I applaud what Gio has done, and I have seen what sort of reaction it can get.
A few years ago, I was with a Facebook group called The Watchers who were working on taking down rape-enabling pages. After many complaints to Facebook, we were getting nowhere.
I started targeting advertisers whose ads appeared on these pages. In one memorable case, I googled the company and found an email address for their CEO and senior Comms advisor. I sent them an email with a screencap of images of rape juxtaposed with their brand name. I didn’t really expect much.
I got an email back very quickly saying they were horrified and were immediately pulling all their Facebook advertising and re-evaluating their entire advertising strategy.
My email wasn’t a threatening one. It was one that expressed concern about their product and brand – one I liked – being associated with such horrors. The idea took off.
I was thrilled to see that recently Laura Bates of the wonderful The Everyday Sexism Project started doing the same thing. And that got international media attention.

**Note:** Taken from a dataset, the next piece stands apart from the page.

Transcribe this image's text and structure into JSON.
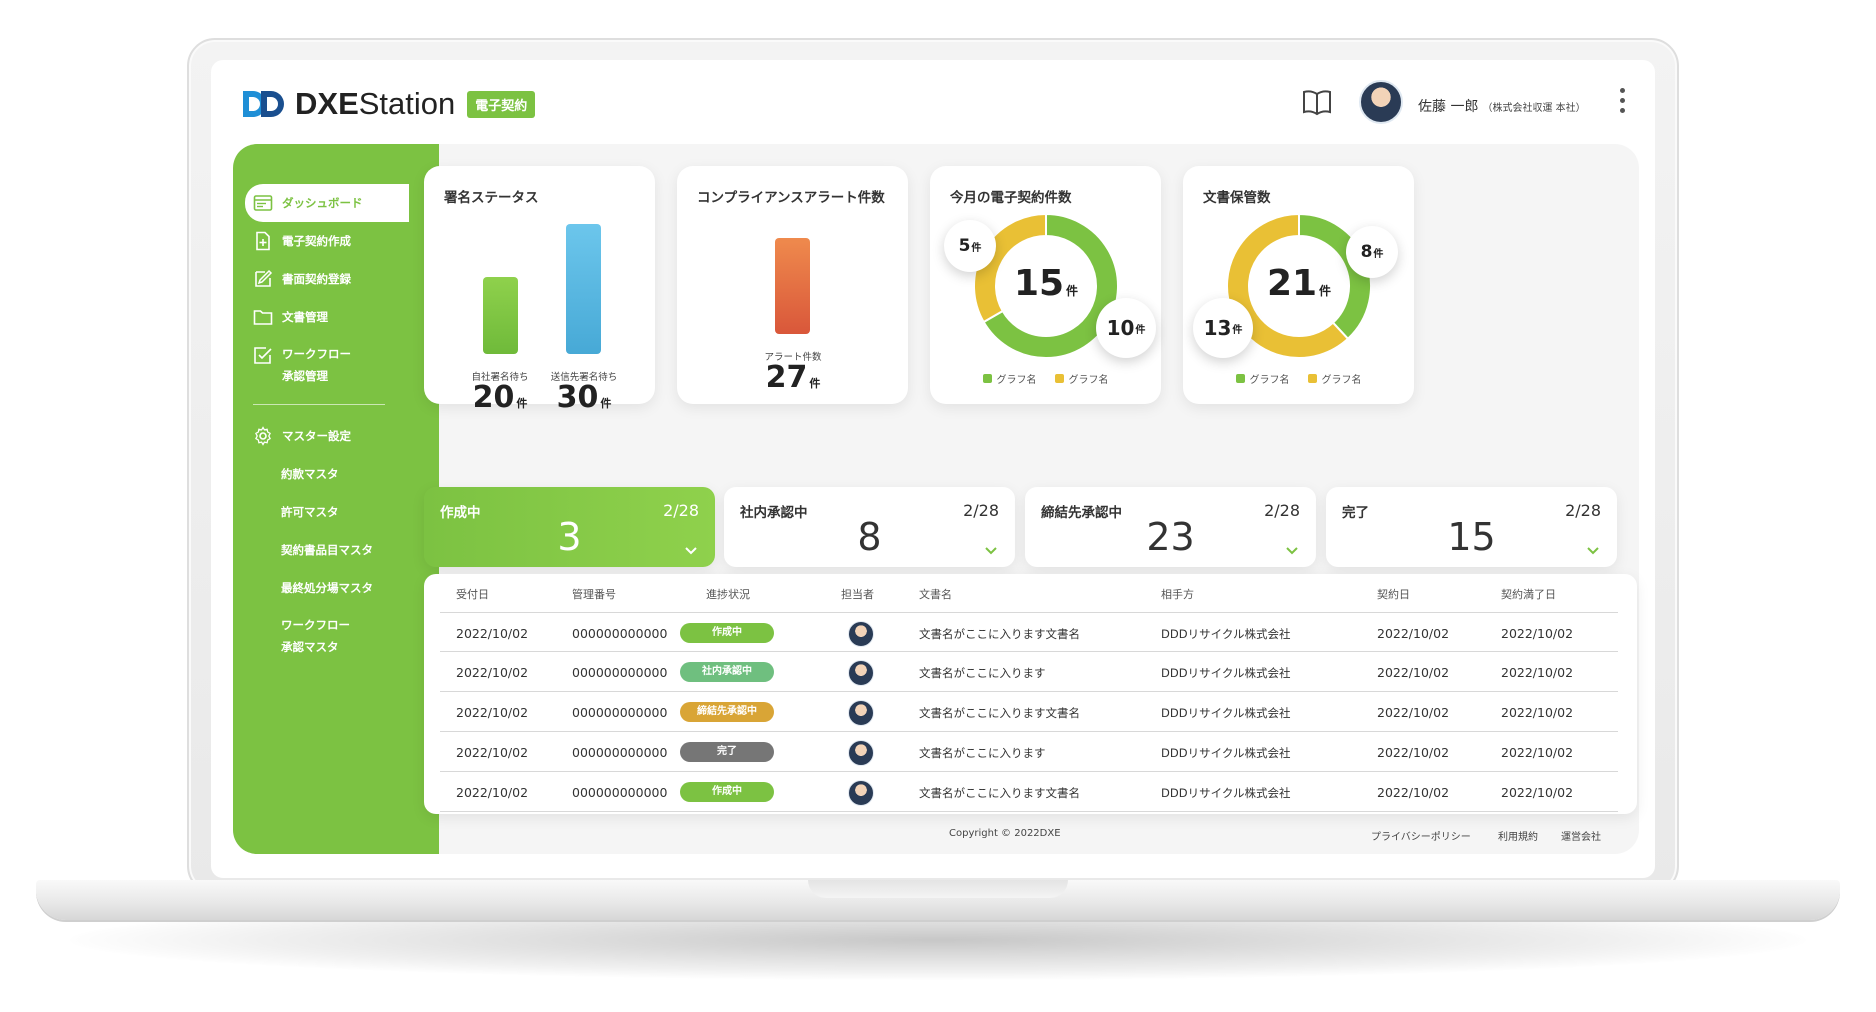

Not detracting from the awesome work Gio has done, it is now a recognised method of activism. In fact it invalidates the comments of his detractors because it is a recognised method.